The Testing #2
Other Books: The Testing
Published by HMH Books for Young Readers on January 7, 2014
Genres: Young Adult, Science Fiction
In the series debut The Testing, sixteen-year-old Cia Vale was chosen by the United Commonwealth government as one of the best and brightest graduates of all the colonies . . . a promising leader in the effort to revitalize postwar civilization. In Independent Study, Cia is a freshman at the University in Tosu City with her hometown sweetheart, Tomas—and though the government has tried to erase her memory of the brutal horrors of The Testing, Cia remembers. Her attempts to expose the ugly truth behind the government’s murderous programs put her—and her loved ones—in a world of danger. But the future of the Commonwealth depends on her.
I personally think The Testing was better than Independent Study. The second book in Charbonneau’s Testing trilogy is quite literally another testing with higher chances of survival, significantly less paper tests, and an induction to their major. It’s really just more testing and then some more.
Malencia (Cia) Vale begins to realize failing isn’t allowed, because failing means inevitable fate (but of course, that’s been drilled since the first book – this time it’s more along the lines of, “So much for relief. I still can’t fail or I’m toast.”) that she really doesn’t want to find out.
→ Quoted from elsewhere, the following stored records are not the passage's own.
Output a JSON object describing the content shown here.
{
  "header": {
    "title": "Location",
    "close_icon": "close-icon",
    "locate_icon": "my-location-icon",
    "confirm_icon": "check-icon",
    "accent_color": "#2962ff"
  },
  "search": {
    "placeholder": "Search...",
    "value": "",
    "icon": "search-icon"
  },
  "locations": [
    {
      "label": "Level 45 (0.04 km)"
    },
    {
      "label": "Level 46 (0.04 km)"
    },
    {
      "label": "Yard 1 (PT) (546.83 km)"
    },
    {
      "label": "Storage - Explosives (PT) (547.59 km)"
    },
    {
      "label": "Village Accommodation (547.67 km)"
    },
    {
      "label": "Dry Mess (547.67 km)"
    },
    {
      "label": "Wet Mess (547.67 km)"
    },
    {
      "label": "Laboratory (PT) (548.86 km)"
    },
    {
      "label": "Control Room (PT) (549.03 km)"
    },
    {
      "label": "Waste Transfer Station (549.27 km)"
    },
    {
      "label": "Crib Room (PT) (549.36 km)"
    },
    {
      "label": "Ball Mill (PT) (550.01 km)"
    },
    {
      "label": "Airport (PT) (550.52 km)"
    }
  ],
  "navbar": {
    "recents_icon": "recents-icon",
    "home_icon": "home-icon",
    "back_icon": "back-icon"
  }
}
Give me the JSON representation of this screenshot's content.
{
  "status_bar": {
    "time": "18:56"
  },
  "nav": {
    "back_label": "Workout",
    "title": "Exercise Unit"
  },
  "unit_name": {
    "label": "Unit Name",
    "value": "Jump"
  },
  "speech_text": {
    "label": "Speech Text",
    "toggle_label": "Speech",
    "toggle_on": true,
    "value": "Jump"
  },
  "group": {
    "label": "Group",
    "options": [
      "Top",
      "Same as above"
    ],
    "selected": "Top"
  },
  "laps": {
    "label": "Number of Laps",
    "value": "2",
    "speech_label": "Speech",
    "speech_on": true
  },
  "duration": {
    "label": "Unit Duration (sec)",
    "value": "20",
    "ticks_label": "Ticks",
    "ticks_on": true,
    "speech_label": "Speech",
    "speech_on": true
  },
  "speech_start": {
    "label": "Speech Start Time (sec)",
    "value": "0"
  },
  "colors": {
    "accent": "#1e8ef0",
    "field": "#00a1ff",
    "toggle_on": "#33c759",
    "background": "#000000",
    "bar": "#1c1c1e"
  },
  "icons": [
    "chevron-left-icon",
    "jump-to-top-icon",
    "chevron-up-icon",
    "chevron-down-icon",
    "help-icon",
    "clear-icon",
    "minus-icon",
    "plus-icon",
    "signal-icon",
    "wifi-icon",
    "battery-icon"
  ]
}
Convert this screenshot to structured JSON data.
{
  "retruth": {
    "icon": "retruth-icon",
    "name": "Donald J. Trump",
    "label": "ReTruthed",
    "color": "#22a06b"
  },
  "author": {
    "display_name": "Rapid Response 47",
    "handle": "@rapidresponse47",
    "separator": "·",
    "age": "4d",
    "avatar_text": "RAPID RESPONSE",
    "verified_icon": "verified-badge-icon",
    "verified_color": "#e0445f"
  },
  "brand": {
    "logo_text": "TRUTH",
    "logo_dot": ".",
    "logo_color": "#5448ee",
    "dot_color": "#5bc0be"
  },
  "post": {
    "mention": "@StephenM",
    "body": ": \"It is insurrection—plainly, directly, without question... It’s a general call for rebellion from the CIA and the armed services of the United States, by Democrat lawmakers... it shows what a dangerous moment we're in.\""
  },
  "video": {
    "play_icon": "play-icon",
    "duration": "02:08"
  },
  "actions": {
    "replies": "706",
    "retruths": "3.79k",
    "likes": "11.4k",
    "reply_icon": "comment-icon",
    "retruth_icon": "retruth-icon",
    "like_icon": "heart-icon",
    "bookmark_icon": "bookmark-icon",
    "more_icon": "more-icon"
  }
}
With the inability to remember to her Testing aside from what she recorded and beginning to question the University’s selection process, Cia tries to find ways to take down the Testing peacefully without an all out “let’s take down the entire government” rebellion.
At this point in the series, I’m not exactly a huge fan of the overly brilliant main character of the series. I adore Cia’s brilliance, and while I think this might actually be Charbonneau’s motive (because the series is based off the ACT/SAT), I feel Cia’s been over-brillianted – Is that a word? No? I don’t care. It is in this sense. – in the series. Cia is basically the only one excelling compared to the rest of her classmates – the average number of classes is six, Cia gets a whopping nine (and that’s not counting internships). It’s like Cia is set apart deliberately and from all of her classmates, which, of course, would no doubt attract the attention of Villain Squad (yes, squad).
Okay, I don’t mind brilliant characters. It means more cruising for me and less of calling the character shallow, innocent, naïve, stupid – anything along those lines. Except…
Cia is a little whiny in Independent Study. She wants to take down the Testing and stop a rebellion, but at the same time, she doesn’t want to (mainly because she doesn’t want to get caught – she’s already sticking out like a weed in a pretty flower garden). She’s beginning to rely on Tomas a little too much – “I need to know Tomas’s thoughts, I need his advice, I need his opinion on this….”
I don’t like it. Even if I completely understand why Cia would do so in a place where every move and word is monitored and tracked by a group of people who can end lives within any reason.
I intend to read Graduation Day for the purposes of closure.
Maybe then I’ll have a better understanding of Cia’s excelled brilliance and a better understanding of why Cia is becoming reliant on Tomas (aside from the fact they grew up together in the same colony).